Exercise objective: The word "Please" marks the lines you need; copy each of them from the data.

Element data from apps and pages:
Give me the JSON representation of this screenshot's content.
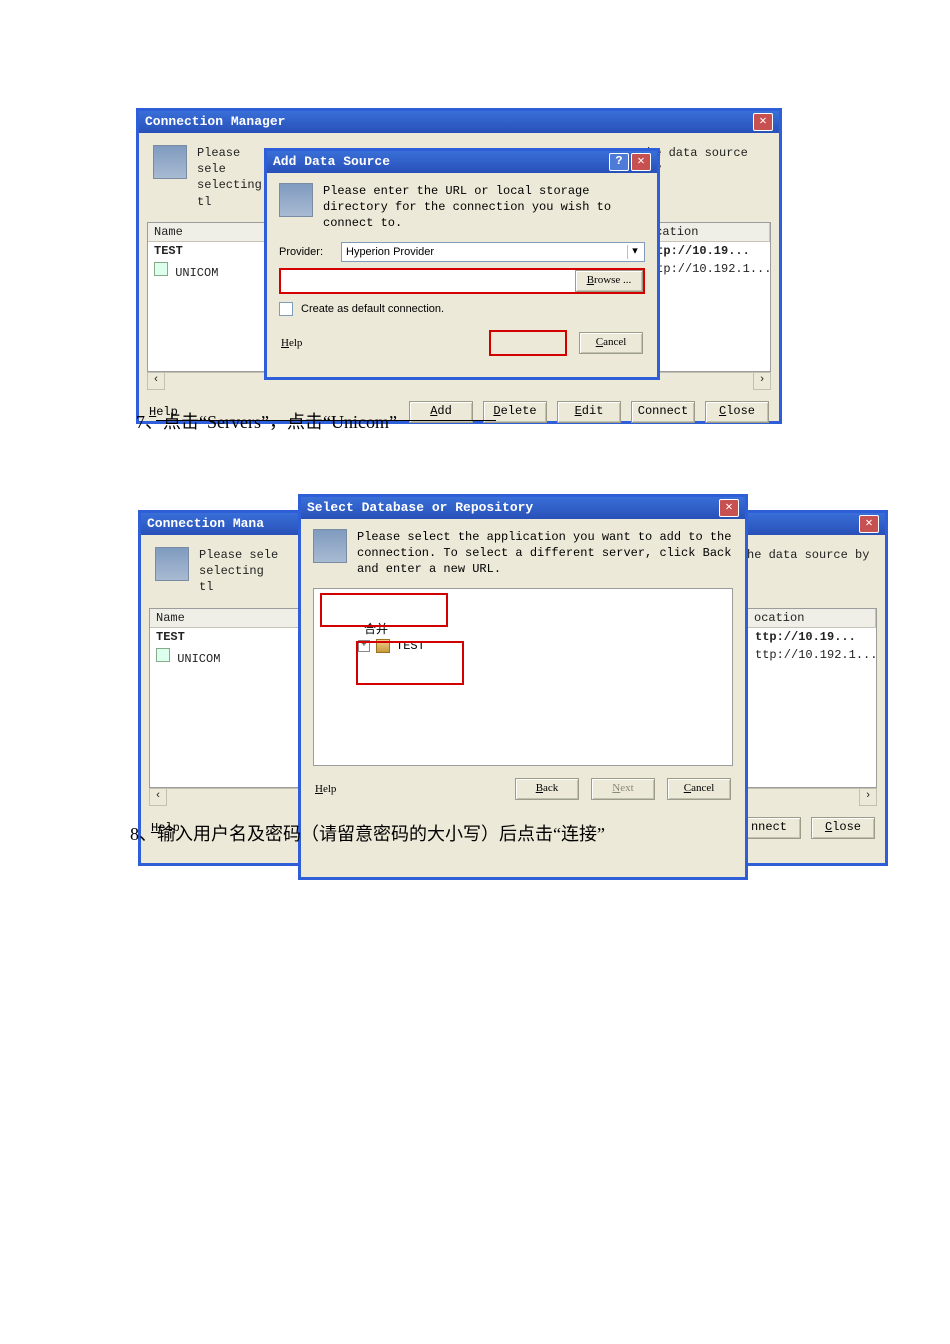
{
  "cm1": {
    "title": "Connection Manager",
    "instruction_prefix": "Please sele",
    "instruction_suffix": "selecting tl",
    "instruction_tail": "he data source by",
    "col_name": "Name",
    "col_loc": "ocation",
    "rows": [
      {
        "name": "TEST",
        "loc": "ttp://10.19..."
      },
      {
        "name": "UNICOM",
        "loc": "ttp://10.192.1..."
      }
    ],
    "btn_help": "Help",
    "btn_add": "Add",
    "btn_delete": "Delete",
    "btn_edit": "Edit",
    "btn_connect": "Connect",
    "btn_close": "Close"
  },
  "ads": {
    "title": "Add Data Source",
    "instruction": "Please enter the URL or local storage directory for the connection you wish to connect to.",
    "provider_label": "Provider:",
    "provider_value": "Hyperion Provider",
    "browse": "Browse ...",
    "create_default": "Create as default connection.",
    "help": "Help",
    "cancel": "Cancel"
  },
  "caption7": {
    "num": "7、",
    "t1": "点击“",
    "w1": "Servers",
    "t2": "”，点击“",
    "w2": "Unicom",
    "t3": "”"
  },
  "cm2": {
    "title": "Connection Mana",
    "instruction_prefix": "Please sele",
    "instruction_suffix": "selecting tl",
    "instruction_tail": "he data source by",
    "col_name": "Name",
    "col_loc": "ocation",
    "rows": [
      {
        "name": "TEST",
        "loc": "ttp://10.19..."
      },
      {
        "name": "UNICOM",
        "loc": "ttp://10.192.1..."
      }
    ],
    "btn_help": "Help",
    "btn_connect": "nnect",
    "btn_close": "Close"
  },
  "sdr": {
    "title": "Select Database or Repository",
    "instruction": "Please select the application you want to add to the connection.  To select a different server, click Back and enter a new URL.",
    "tree_item1_tail": "合并",
    "tree_item2": "TEST",
    "help": "Help",
    "back": "Back",
    "next": "Next",
    "cancel": "Cancel"
  },
  "caption8": {
    "num": "8、",
    "text": "输入用户名及密码（请留意密码的大小写）后点击“连接”"
  }
}
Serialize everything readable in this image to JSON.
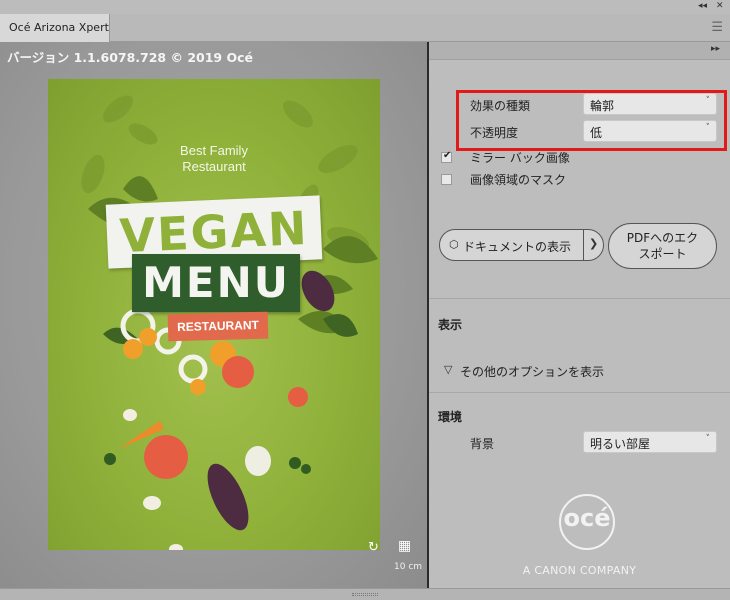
{
  "window": {
    "tab_title": "Océ Arizona Xpert",
    "collapse_icon": "double-chevron-left",
    "close_icon": "close",
    "menu_icon": "hamburger"
  },
  "preview": {
    "version_text": "バージョン 1.1.6078.728 © 2019 Océ",
    "poster": {
      "subtitle_line1": "Best Family",
      "subtitle_line2": "Restaurant",
      "title_word1": "VEGAN",
      "title_word2": "MENU",
      "tag": "RESTAURANT"
    },
    "rotate_icon": "rotate",
    "grid_icon": "grid",
    "scale_label": "10 cm"
  },
  "settings": {
    "effect_type": {
      "label": "効果の種類",
      "value": "輪郭"
    },
    "opacity": {
      "label": "不透明度",
      "value": "低"
    },
    "mirror_backlit": {
      "label": "ミラー バック画像",
      "checked": true
    },
    "mask_image_area": {
      "label": "画像領域のマスク",
      "checked": false
    },
    "show_document_button": "ドキュメントの表示",
    "export_pdf_button_line1": "PDFへのエク",
    "export_pdf_button_line2": "スポート"
  },
  "display": {
    "title": "表示",
    "more_options": "その他のオプションを表示"
  },
  "environment": {
    "title": "環境",
    "background_label": "背景",
    "background_value": "明るい部屋"
  },
  "branding": {
    "logo_text": "océ",
    "tagline": "A CANON COMPANY"
  },
  "colors": {
    "highlight": "#e11919",
    "poster_green": "#8fb13a",
    "menu_green": "#2f5d2c",
    "tag_red": "#e26a4c"
  }
}
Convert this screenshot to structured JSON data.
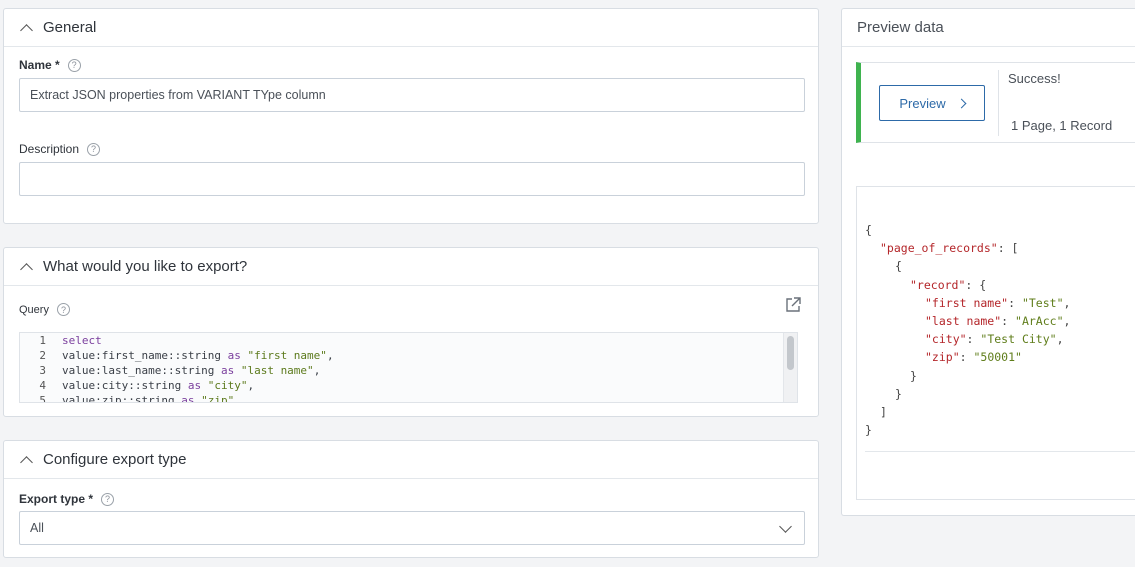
{
  "general": {
    "title": "General",
    "name_label": "Name *",
    "name_value": "Extract JSON properties from VARIANT TYpe column",
    "description_label": "Description",
    "description_value": ""
  },
  "export_section": {
    "title": "What would you like to export?",
    "query_label": "Query",
    "query_lines": [
      {
        "num": "1",
        "tokens": [
          {
            "t": "select",
            "c": "kw"
          }
        ]
      },
      {
        "num": "2",
        "tokens": [
          {
            "t": "value:first_name::string ",
            "c": ""
          },
          {
            "t": "as",
            "c": "kw"
          },
          {
            "t": " ",
            "c": ""
          },
          {
            "t": "\"first name\"",
            "c": "str"
          },
          {
            "t": ",",
            "c": ""
          }
        ]
      },
      {
        "num": "3",
        "tokens": [
          {
            "t": "value:last_name::string ",
            "c": ""
          },
          {
            "t": "as",
            "c": "kw"
          },
          {
            "t": " ",
            "c": ""
          },
          {
            "t": "\"last name\"",
            "c": "str"
          },
          {
            "t": ",",
            "c": ""
          }
        ]
      },
      {
        "num": "4",
        "tokens": [
          {
            "t": "value:city::string ",
            "c": ""
          },
          {
            "t": "as",
            "c": "kw"
          },
          {
            "t": " ",
            "c": ""
          },
          {
            "t": "\"city\"",
            "c": "str"
          },
          {
            "t": ",",
            "c": ""
          }
        ]
      },
      {
        "num": "5",
        "tokens": [
          {
            "t": "value:zip::string ",
            "c": ""
          },
          {
            "t": "as",
            "c": "kw"
          },
          {
            "t": " ",
            "c": ""
          },
          {
            "t": "\"zip\"",
            "c": "str"
          }
        ]
      }
    ]
  },
  "export_type": {
    "title": "Configure export type",
    "label": "Export type *",
    "selected": "All"
  },
  "preview": {
    "title": "Preview data",
    "button_label": "Preview",
    "status": "Success!",
    "summary": "1 Page, 1 Record",
    "status_color": "#3fb34f",
    "json_lines": [
      {
        "indent": 0,
        "tokens": [
          {
            "t": "{",
            "c": ""
          }
        ]
      },
      {
        "indent": 1,
        "tokens": [
          {
            "t": "\"page_of_records\"",
            "c": "jk"
          },
          {
            "t": ": [",
            "c": ""
          }
        ]
      },
      {
        "indent": 2,
        "tokens": [
          {
            "t": "{",
            "c": ""
          }
        ]
      },
      {
        "indent": 3,
        "tokens": [
          {
            "t": "\"record\"",
            "c": "jk"
          },
          {
            "t": ": {",
            "c": ""
          }
        ]
      },
      {
        "indent": 4,
        "tokens": [
          {
            "t": "\"first name\"",
            "c": "jk"
          },
          {
            "t": ": ",
            "c": ""
          },
          {
            "t": "\"Test\"",
            "c": "js"
          },
          {
            "t": ",",
            "c": ""
          }
        ]
      },
      {
        "indent": 4,
        "tokens": [
          {
            "t": "\"last name\"",
            "c": "jk"
          },
          {
            "t": ": ",
            "c": ""
          },
          {
            "t": "\"ArAcc\"",
            "c": "js"
          },
          {
            "t": ",",
            "c": ""
          }
        ]
      },
      {
        "indent": 4,
        "tokens": [
          {
            "t": "\"city\"",
            "c": "jk"
          },
          {
            "t": ": ",
            "c": ""
          },
          {
            "t": "\"Test City\"",
            "c": "js"
          },
          {
            "t": ",",
            "c": ""
          }
        ]
      },
      {
        "indent": 4,
        "tokens": [
          {
            "t": "\"zip\"",
            "c": "jk"
          },
          {
            "t": ": ",
            "c": ""
          },
          {
            "t": "\"50001\"",
            "c": "js"
          }
        ]
      },
      {
        "indent": 3,
        "tokens": [
          {
            "t": "}",
            "c": ""
          }
        ]
      },
      {
        "indent": 2,
        "tokens": [
          {
            "t": "}",
            "c": ""
          }
        ]
      },
      {
        "indent": 1,
        "tokens": [
          {
            "t": "]",
            "c": ""
          }
        ]
      },
      {
        "indent": 0,
        "tokens": [
          {
            "t": "}",
            "c": ""
          }
        ]
      }
    ]
  },
  "icons": {
    "collapse": "chevron-up-icon",
    "help": "help-circle-icon",
    "open_external": "external-link-icon",
    "dropdown": "chevron-down-icon",
    "preview_arrow": "chevron-right-icon"
  }
}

Solved problem:
    "instruction_prefix": "Please sele",
    "instruction": "Please enter the URL or local storage directory for the connection you wish to connect to.",
    "instruction_prefix": "Please sele",
    "instruction": "Please select the application you want to add to the connection.  To select a different server, click Back and enter a new URL.",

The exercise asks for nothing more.